A comment today about one of the suggestions being made by advocates of more stringent control of guns in the United States.
Simply put, the idea is that we should license gun owners the same way we license drivers of motor vehicles and that we should register guns the same way we register vehicles. The argument in favor of this suggestion is, essentially, that since it is acceptable that we register vehicles and license drivers for public safety, it should acceptable to register guns and license gun owners for public safety.
The comparison between cars and guns, however, exemplifies two forms of classic logical fallacy, false equivalence and false analogy.
The reason, of course, is that … despite the way the argument is put in the gun context … we do NOT register all cars … nor do we require all drivers to have licenses.
What? “Of course we do”, you say.
No, we don’t.

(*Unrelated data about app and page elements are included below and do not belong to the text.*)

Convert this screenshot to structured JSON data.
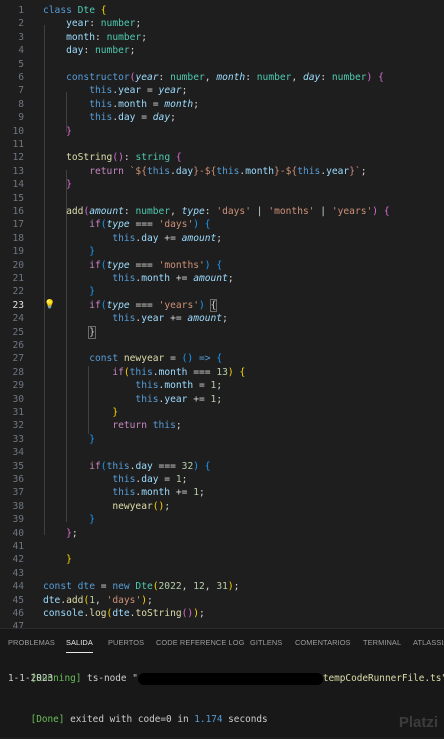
{
  "editor": {
    "lines": [
      {
        "n": "1",
        "t": [
          [
            "kb",
            "class "
          ],
          [
            "cl",
            "Dte "
          ],
          [
            "b1",
            "{"
          ]
        ]
      },
      {
        "n": "2",
        "t": [
          [
            "pu",
            "    "
          ],
          [
            "pr",
            "year"
          ],
          [
            "pu",
            ": "
          ],
          [
            "cl",
            "number"
          ],
          [
            "pu",
            ";"
          ]
        ]
      },
      {
        "n": "3",
        "t": [
          [
            "pu",
            "    "
          ],
          [
            "pr",
            "month"
          ],
          [
            "pu",
            ": "
          ],
          [
            "cl",
            "number"
          ],
          [
            "pu",
            ";"
          ]
        ]
      },
      {
        "n": "4",
        "t": [
          [
            "pu",
            "    "
          ],
          [
            "pr",
            "day"
          ],
          [
            "pu",
            ": "
          ],
          [
            "cl",
            "number"
          ],
          [
            "pu",
            ";"
          ]
        ]
      },
      {
        "n": "5",
        "t": []
      },
      {
        "n": "6",
        "t": [
          [
            "pu",
            "    "
          ],
          [
            "kb",
            "constructor"
          ],
          [
            "b2",
            "("
          ],
          [
            "pa",
            "year"
          ],
          [
            "pu",
            ": "
          ],
          [
            "cl",
            "number"
          ],
          [
            "pu",
            ", "
          ],
          [
            "pa",
            "month"
          ],
          [
            "pu",
            ": "
          ],
          [
            "cl",
            "number"
          ],
          [
            "pu",
            ", "
          ],
          [
            "pa",
            "day"
          ],
          [
            "pu",
            ": "
          ],
          [
            "cl",
            "number"
          ],
          [
            "b2",
            ")"
          ],
          [
            "pu",
            " "
          ],
          [
            "b2",
            "{"
          ]
        ]
      },
      {
        "n": "7",
        "t": [
          [
            "pu",
            "        "
          ],
          [
            "th",
            "this"
          ],
          [
            "pu",
            "."
          ],
          [
            "pr",
            "year"
          ],
          [
            "pu",
            " = "
          ],
          [
            "pa",
            "year"
          ],
          [
            "pu",
            ";"
          ]
        ]
      },
      {
        "n": "8",
        "t": [
          [
            "pu",
            "        "
          ],
          [
            "th",
            "this"
          ],
          [
            "pu",
            "."
          ],
          [
            "pr",
            "month"
          ],
          [
            "pu",
            " = "
          ],
          [
            "pa",
            "month"
          ],
          [
            "pu",
            ";"
          ]
        ]
      },
      {
        "n": "9",
        "t": [
          [
            "pu",
            "        "
          ],
          [
            "th",
            "this"
          ],
          [
            "pu",
            "."
          ],
          [
            "pr",
            "day"
          ],
          [
            "pu",
            " = "
          ],
          [
            "pa",
            "day"
          ],
          [
            "pu",
            ";"
          ]
        ]
      },
      {
        "n": "10",
        "t": [
          [
            "pu",
            "    "
          ],
          [
            "b2",
            "}"
          ]
        ]
      },
      {
        "n": "11",
        "t": []
      },
      {
        "n": "12",
        "t": [
          [
            "pu",
            "    "
          ],
          [
            "fn",
            "toString"
          ],
          [
            "b2",
            "()"
          ],
          [
            "pu",
            ": "
          ],
          [
            "cl",
            "string"
          ],
          [
            "pu",
            " "
          ],
          [
            "b2",
            "{"
          ]
        ]
      },
      {
        "n": "13",
        "t": [
          [
            "pu",
            "        "
          ],
          [
            "kw",
            "return "
          ],
          [
            "st",
            "`${"
          ],
          [
            "th",
            "this"
          ],
          [
            "pu",
            "."
          ],
          [
            "pr",
            "day"
          ],
          [
            "st",
            "}-${"
          ],
          [
            "th",
            "this"
          ],
          [
            "pu",
            "."
          ],
          [
            "pr",
            "month"
          ],
          [
            "st",
            "}-${"
          ],
          [
            "th",
            "this"
          ],
          [
            "pu",
            "."
          ],
          [
            "pr",
            "year"
          ],
          [
            "st",
            "}`"
          ],
          [
            "pu",
            ";"
          ]
        ]
      },
      {
        "n": "14",
        "t": [
          [
            "pu",
            "    "
          ],
          [
            "b2",
            "}"
          ]
        ]
      },
      {
        "n": "15",
        "t": []
      },
      {
        "n": "16",
        "t": [
          [
            "pu",
            "    "
          ],
          [
            "fn",
            "add"
          ],
          [
            "b2",
            "("
          ],
          [
            "pa",
            "amount"
          ],
          [
            "pu",
            ": "
          ],
          [
            "cl",
            "number"
          ],
          [
            "pu",
            ", "
          ],
          [
            "pa",
            "type"
          ],
          [
            "pu",
            ": "
          ],
          [
            "st",
            "'days'"
          ],
          [
            "pu",
            " | "
          ],
          [
            "st",
            "'months'"
          ],
          [
            "pu",
            " | "
          ],
          [
            "st",
            "'years'"
          ],
          [
            "b2",
            ")"
          ],
          [
            "pu",
            " "
          ],
          [
            "b2",
            "{"
          ]
        ]
      },
      {
        "n": "17",
        "t": [
          [
            "pu",
            "        "
          ],
          [
            "kw",
            "if"
          ],
          [
            "b3",
            "("
          ],
          [
            "pa",
            "type"
          ],
          [
            "pu",
            " === "
          ],
          [
            "st",
            "'days'"
          ],
          [
            "b3",
            ")"
          ],
          [
            "pu",
            " "
          ],
          [
            "b3",
            "{"
          ]
        ]
      },
      {
        "n": "18",
        "t": [
          [
            "pu",
            "            "
          ],
          [
            "th",
            "this"
          ],
          [
            "pu",
            "."
          ],
          [
            "pr",
            "day"
          ],
          [
            "pu",
            " += "
          ],
          [
            "pa",
            "amount"
          ],
          [
            "pu",
            ";"
          ]
        ]
      },
      {
        "n": "19",
        "t": [
          [
            "pu",
            "        "
          ],
          [
            "b3",
            "}"
          ]
        ]
      },
      {
        "n": "20",
        "t": [
          [
            "pu",
            "        "
          ],
          [
            "kw",
            "if"
          ],
          [
            "b3",
            "("
          ],
          [
            "pa",
            "type"
          ],
          [
            "pu",
            " === "
          ],
          [
            "st",
            "'months'"
          ],
          [
            "b3",
            ")"
          ],
          [
            "pu",
            " "
          ],
          [
            "b3",
            "{"
          ]
        ]
      },
      {
        "n": "21",
        "t": [
          [
            "pu",
            "            "
          ],
          [
            "th",
            "this"
          ],
          [
            "pu",
            "."
          ],
          [
            "pr",
            "month"
          ],
          [
            "pu",
            " += "
          ],
          [
            "pa",
            "amount"
          ],
          [
            "pu",
            ";"
          ]
        ]
      },
      {
        "n": "22",
        "t": [
          [
            "pu",
            "        "
          ],
          [
            "b3",
            "}"
          ]
        ]
      },
      {
        "n": "23",
        "t": [
          [
            "pu",
            "        "
          ],
          [
            "kw",
            "if"
          ],
          [
            "b3",
            "("
          ],
          [
            "pa",
            "type"
          ],
          [
            "pu",
            " === "
          ],
          [
            "st",
            "'years'"
          ],
          [
            "b3",
            ")"
          ],
          [
            "pu",
            " "
          ],
          [
            "bm",
            "{"
          ],
          [
            "cursor",
            ""
          ]
        ],
        "active": true,
        "bulb": true
      },
      {
        "n": "24",
        "t": [
          [
            "pu",
            "            "
          ],
          [
            "th",
            "this"
          ],
          [
            "pu",
            "."
          ],
          [
            "pr",
            "year"
          ],
          [
            "pu",
            " += "
          ],
          [
            "pa",
            "amount"
          ],
          [
            "pu",
            ";"
          ]
        ]
      },
      {
        "n": "25",
        "t": [
          [
            "pu",
            "        "
          ],
          [
            "bm",
            "}"
          ]
        ]
      },
      {
        "n": "26",
        "t": []
      },
      {
        "n": "27",
        "t": [
          [
            "pu",
            "        "
          ],
          [
            "kb",
            "const "
          ],
          [
            "fn",
            "newyear"
          ],
          [
            "pu",
            " = "
          ],
          [
            "b3",
            "()"
          ],
          [
            "pu",
            " "
          ],
          [
            "kb",
            "=>"
          ],
          [
            "pu",
            " "
          ],
          [
            "b3",
            "{"
          ]
        ]
      },
      {
        "n": "28",
        "t": [
          [
            "pu",
            "            "
          ],
          [
            "kw",
            "if"
          ],
          [
            "b1",
            "("
          ],
          [
            "th",
            "this"
          ],
          [
            "pu",
            "."
          ],
          [
            "pr",
            "month"
          ],
          [
            "pu",
            " === "
          ],
          [
            "nu",
            "13"
          ],
          [
            "b1",
            ")"
          ],
          [
            "pu",
            " "
          ],
          [
            "b1",
            "{"
          ]
        ]
      },
      {
        "n": "29",
        "t": [
          [
            "pu",
            "                "
          ],
          [
            "th",
            "this"
          ],
          [
            "pu",
            "."
          ],
          [
            "pr",
            "month"
          ],
          [
            "pu",
            " = "
          ],
          [
            "nu",
            "1"
          ],
          [
            "pu",
            ";"
          ]
        ]
      },
      {
        "n": "30",
        "t": [
          [
            "pu",
            "                "
          ],
          [
            "th",
            "this"
          ],
          [
            "pu",
            "."
          ],
          [
            "pr",
            "year"
          ],
          [
            "pu",
            " += "
          ],
          [
            "nu",
            "1"
          ],
          [
            "pu",
            ";"
          ]
        ]
      },
      {
        "n": "31",
        "t": [
          [
            "pu",
            "            "
          ],
          [
            "b1",
            "}"
          ]
        ]
      },
      {
        "n": "32",
        "t": [
          [
            "pu",
            "            "
          ],
          [
            "kw",
            "return "
          ],
          [
            "th",
            "this"
          ],
          [
            "pu",
            ";"
          ]
        ]
      },
      {
        "n": "33",
        "t": [
          [
            "pu",
            "        "
          ],
          [
            "b3",
            "}"
          ]
        ]
      },
      {
        "n": "34",
        "t": []
      },
      {
        "n": "35",
        "t": [
          [
            "pu",
            "        "
          ],
          [
            "kw",
            "if"
          ],
          [
            "b3",
            "("
          ],
          [
            "th",
            "this"
          ],
          [
            "pu",
            "."
          ],
          [
            "pr",
            "day"
          ],
          [
            "pu",
            " === "
          ],
          [
            "nu",
            "32"
          ],
          [
            "b3",
            ")"
          ],
          [
            "pu",
            " "
          ],
          [
            "b3",
            "{"
          ]
        ]
      },
      {
        "n": "36",
        "t": [
          [
            "pu",
            "            "
          ],
          [
            "th",
            "this"
          ],
          [
            "pu",
            "."
          ],
          [
            "pr",
            "day"
          ],
          [
            "pu",
            " = "
          ],
          [
            "nu",
            "1"
          ],
          [
            "pu",
            ";"
          ]
        ]
      },
      {
        "n": "37",
        "t": [
          [
            "pu",
            "            "
          ],
          [
            "th",
            "this"
          ],
          [
            "pu",
            "."
          ],
          [
            "pr",
            "month"
          ],
          [
            "pu",
            " += "
          ],
          [
            "nu",
            "1"
          ],
          [
            "pu",
            ";"
          ]
        ]
      },
      {
        "n": "38",
        "t": [
          [
            "pu",
            "            "
          ],
          [
            "fn",
            "newyear"
          ],
          [
            "b1",
            "()"
          ],
          [
            "pu",
            ";"
          ]
        ]
      },
      {
        "n": "39",
        "t": [
          [
            "pu",
            "        "
          ],
          [
            "b3",
            "}"
          ]
        ]
      },
      {
        "n": "40",
        "t": [
          [
            "pu",
            "    "
          ],
          [
            "b2",
            "}"
          ],
          [
            "pu",
            ";"
          ]
        ]
      },
      {
        "n": "41",
        "t": []
      },
      {
        "n": "42",
        "t": [
          [
            "pu",
            "    "
          ],
          [
            "b1",
            "}"
          ]
        ]
      },
      {
        "n": "43",
        "t": []
      },
      {
        "n": "44",
        "t": [
          [
            "kb",
            "const "
          ],
          [
            "th",
            "dte"
          ],
          [
            "pu",
            " = "
          ],
          [
            "kb",
            "new "
          ],
          [
            "cl",
            "Dte"
          ],
          [
            "b1",
            "("
          ],
          [
            "nu",
            "2022"
          ],
          [
            "pu",
            ", "
          ],
          [
            "nu",
            "12"
          ],
          [
            "pu",
            ", "
          ],
          [
            "nu",
            "31"
          ],
          [
            "b1",
            ")"
          ],
          [
            "pu",
            ";"
          ]
        ]
      },
      {
        "n": "45",
        "t": [
          [
            "pr",
            "dte"
          ],
          [
            "pu",
            "."
          ],
          [
            "fn",
            "add"
          ],
          [
            "b1",
            "("
          ],
          [
            "nu",
            "1"
          ],
          [
            "pu",
            ", "
          ],
          [
            "st",
            "'days'"
          ],
          [
            "b1",
            ")"
          ],
          [
            "pu",
            ";"
          ]
        ]
      },
      {
        "n": "46",
        "t": [
          [
            "pr",
            "console"
          ],
          [
            "pu",
            "."
          ],
          [
            "fn",
            "log"
          ],
          [
            "b1",
            "("
          ],
          [
            "pr",
            "dte"
          ],
          [
            "pu",
            "."
          ],
          [
            "fn",
            "toString"
          ],
          [
            "b2",
            "()"
          ],
          [
            "b1",
            ")"
          ],
          [
            "pu",
            ";"
          ]
        ]
      },
      {
        "n": "47",
        "t": []
      }
    ]
  },
  "panel": {
    "tabs": [
      {
        "label": "PROBLEMAS"
      },
      {
        "label": "SALIDA",
        "active": true
      },
      {
        "label": "PUERTOS"
      },
      {
        "label": "CODE REFERENCE LOG"
      },
      {
        "label": "GITLENS"
      },
      {
        "label": "COMENTARIOS"
      },
      {
        "label": "TERMINAL"
      },
      {
        "label": "ATLASSIAN"
      }
    ],
    "output": {
      "running_tag": "[Running]",
      "running_cmd": "ts-node \"",
      "running_file": "tempCodeRunnerFile.ts\"",
      "result": "1-1-2023",
      "done_tag": "[Done]",
      "done_text_1": " exited with ",
      "done_code": "code=0",
      "done_text_2": " in ",
      "done_time": "1.174",
      "done_text_3": " seconds"
    },
    "watermark": "Platzi"
  }
}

What we actually do is to require registration of all vehicles that are to be operated on public roads or in publically-owned off-road venues. And what we actually do is to require anyone who wants to drive on a public road or in a publically-owned off-road venue to have a driver’s license.
On the other hand, if a vehicle is not going to be operated on public roads or in a publically-owned off-road venue and is to be driven only on the owner’s private property, it does not have to be registered. In California, this is called “Planned Non-Operation” or “PNO”, which is described in this DMV online publication:
PNO means that the vehicle will not be driven, towed, stored, or parked on public roads or highways for the entire registration year.
Similarly, any person who does not intend to operate a motor vehicle on a public highway or in publically-owned off-road venue is not required to have a drivers license. Individuals in California who do not have drivers licenses MAY (but are not required to) obtain a California ID card.
See this California DMV online publication for the ID card requirements:
It describes the ID card as follows:
DMV issues ID cards to persons of any age. The ID card looks like a driver license, but is used for identification purposes only. A regular ID card is valid for six years, and a senior citizen ID card is valid for 10 years. To qualify for a senior citizen ID card, you must be age 62 or older.
In short, cars and guns are not equivalent; car owners and gun owners are not equivalent; and the analogy between cars and guns in this regard is false.
A true equivalence between cars and guns would be that the state should require anyone who wants to carry a gun in public to have a license … and that any gun which is going to be carried in public has to be registered.
On the other hand, if a person is going to own a gun, but will keep it only at home or otherwise only on his private property, there should be no requirement to either register the gun or have a license to own it.
THAT would be consistent with the way we treat motor vehicles and their drivers.
For an interesting and entertaining alternative view of this issue, see the post “We Need to Regulate Cars the Way We Regulate Guns” on Mike Z. Williamson’s blog “The Sacred Cow Slaughterhouse”:
This blog is interesting because it shows what we would have to do to buy cars if they were subject to all of the requirements already in place with respect to guns … and demonstrates quite clearly that the purchase and use of guns is already much more heavily-regulated than the purchase and operation of cars.